    Walker RC, Paya CV, Marshall WF, Strickler JG, Wiesner RH, Velosa JA, et al. Pretransplantation seronegative Epstein–Barr virus status is the primary risk factor for posttransplantation lymphoproliferative disorder in adult heart, lung, and other solid organ transplantations. J Heart Lung Transplant. 1995;14:214–21.PubMedGoogle Scholar
  67. 67.
    Husain S, Wagener MM, Singh N. Cryptococcus neoformans infection in organ transplant recipients: variables influencing clinical characteristics and outcome. Emerg Infect Dis. 2001;7:375–81.CrossRefGoogle Scholar
  68. 68.
    Blair JE, Logan JL. Coccidioidomycosis in solid organ transplantation. Clin Infect Dis. 2001;33:1536–44.CrossRefGoogle Scholar
  69. 69.
    Cohen IM, Galgiani JN, Potter D, Ogden DA. Coccidioidomycosis in renal replacement therapy. Arch Intern Med. 1982;142:489–94.CrossRefGoogle Scholar
  70. 70.
    Hadley S, Karchmer AW. Fungal infections in solid organ transplant recipients. Infect Dis Clin N Am. 1995;9:1045–74.Google Scholar
  71. 71.
    Centers for Disease Control and Prevention. Recommended adult immunization schedule—United States, October 2007–September 2008. 56th ed. Atlanta: Centers for Disease Control and Prevention; 2007. p. Q1–4.Google Scholar
  72. 72.
    Kretsinger K, Broder KR, Cortese MM, Joyce MP, Ortega-Sanchez I, Lee GM, Centers for Disease Control and Prevention, Advisory Committee on Immunization Practices, Healthcare Infection Control Practices Advisory Committee. Preventing tetanus, diphtheria, and pertussis among adults: use of tetanus toxoid, reduced diphtheria toxoid, and acellular pertussis vaccine. Recommendations of the Advisory Committee on Immunization Practices (ACIP) and recommendation of ACIP, supported by the Healthcare Infection Control Practices Advisory Committee (HICPAC), for use of TDaP among health-care personnel. MMWR Recomm Rep. 2006;55(RR-17):1–37.PubMedGoogle Scholar
  73. 73.
    Gordon CR, Zor F, Siemionow M. Skin area quantification in preparation for concomitant upper extremity and face transplantation: a cadaver study and literature review. Transplantation. 2011;91(9):1050–6.CrossRefGoogle Scholar
  74. 74.
    Gordon CR, Zor F, Cetrulo C, Brandacher G, Sachs J, Lee WP. Concomitant face and hand transplantation: perfect solution or perfect storm? Ann Plast Surg. 2011;67(3):309–14.CrossRefGoogle Scholar

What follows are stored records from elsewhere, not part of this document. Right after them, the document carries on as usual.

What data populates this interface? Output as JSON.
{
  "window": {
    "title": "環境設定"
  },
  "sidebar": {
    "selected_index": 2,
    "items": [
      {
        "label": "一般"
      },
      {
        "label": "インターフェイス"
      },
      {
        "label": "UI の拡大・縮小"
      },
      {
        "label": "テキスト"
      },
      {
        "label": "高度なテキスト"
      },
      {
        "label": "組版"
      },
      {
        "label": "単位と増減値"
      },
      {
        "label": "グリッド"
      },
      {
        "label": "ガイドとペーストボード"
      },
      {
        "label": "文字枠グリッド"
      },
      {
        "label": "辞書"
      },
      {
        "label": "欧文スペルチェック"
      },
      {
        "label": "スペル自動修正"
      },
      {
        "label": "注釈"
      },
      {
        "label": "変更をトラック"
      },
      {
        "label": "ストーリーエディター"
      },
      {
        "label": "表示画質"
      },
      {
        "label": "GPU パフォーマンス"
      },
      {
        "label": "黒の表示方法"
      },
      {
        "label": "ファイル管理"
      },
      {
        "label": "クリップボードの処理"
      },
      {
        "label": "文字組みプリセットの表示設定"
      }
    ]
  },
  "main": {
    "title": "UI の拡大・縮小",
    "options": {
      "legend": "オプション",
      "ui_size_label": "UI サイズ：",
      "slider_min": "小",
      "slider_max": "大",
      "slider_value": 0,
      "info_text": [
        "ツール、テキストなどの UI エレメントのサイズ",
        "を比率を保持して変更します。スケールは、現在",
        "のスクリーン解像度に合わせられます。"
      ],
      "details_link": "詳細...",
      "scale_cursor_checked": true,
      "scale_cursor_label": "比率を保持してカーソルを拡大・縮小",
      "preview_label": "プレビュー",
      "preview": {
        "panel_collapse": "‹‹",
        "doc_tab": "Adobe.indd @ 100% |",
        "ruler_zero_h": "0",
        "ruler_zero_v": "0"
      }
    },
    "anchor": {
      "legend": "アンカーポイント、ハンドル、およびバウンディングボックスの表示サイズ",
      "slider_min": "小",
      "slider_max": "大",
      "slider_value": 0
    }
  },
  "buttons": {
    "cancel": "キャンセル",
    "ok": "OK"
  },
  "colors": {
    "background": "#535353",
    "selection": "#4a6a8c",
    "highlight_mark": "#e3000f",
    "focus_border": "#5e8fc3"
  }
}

Copyright information

© Springer Science+Business Media, LLC, part of Springer Nature 2019

Authors and Affiliations

  1. 1.Department of Plastic and Reconstructive SurgeryThe Johns Hopkins HospitalBaltimoreUSA

Personalised recommendations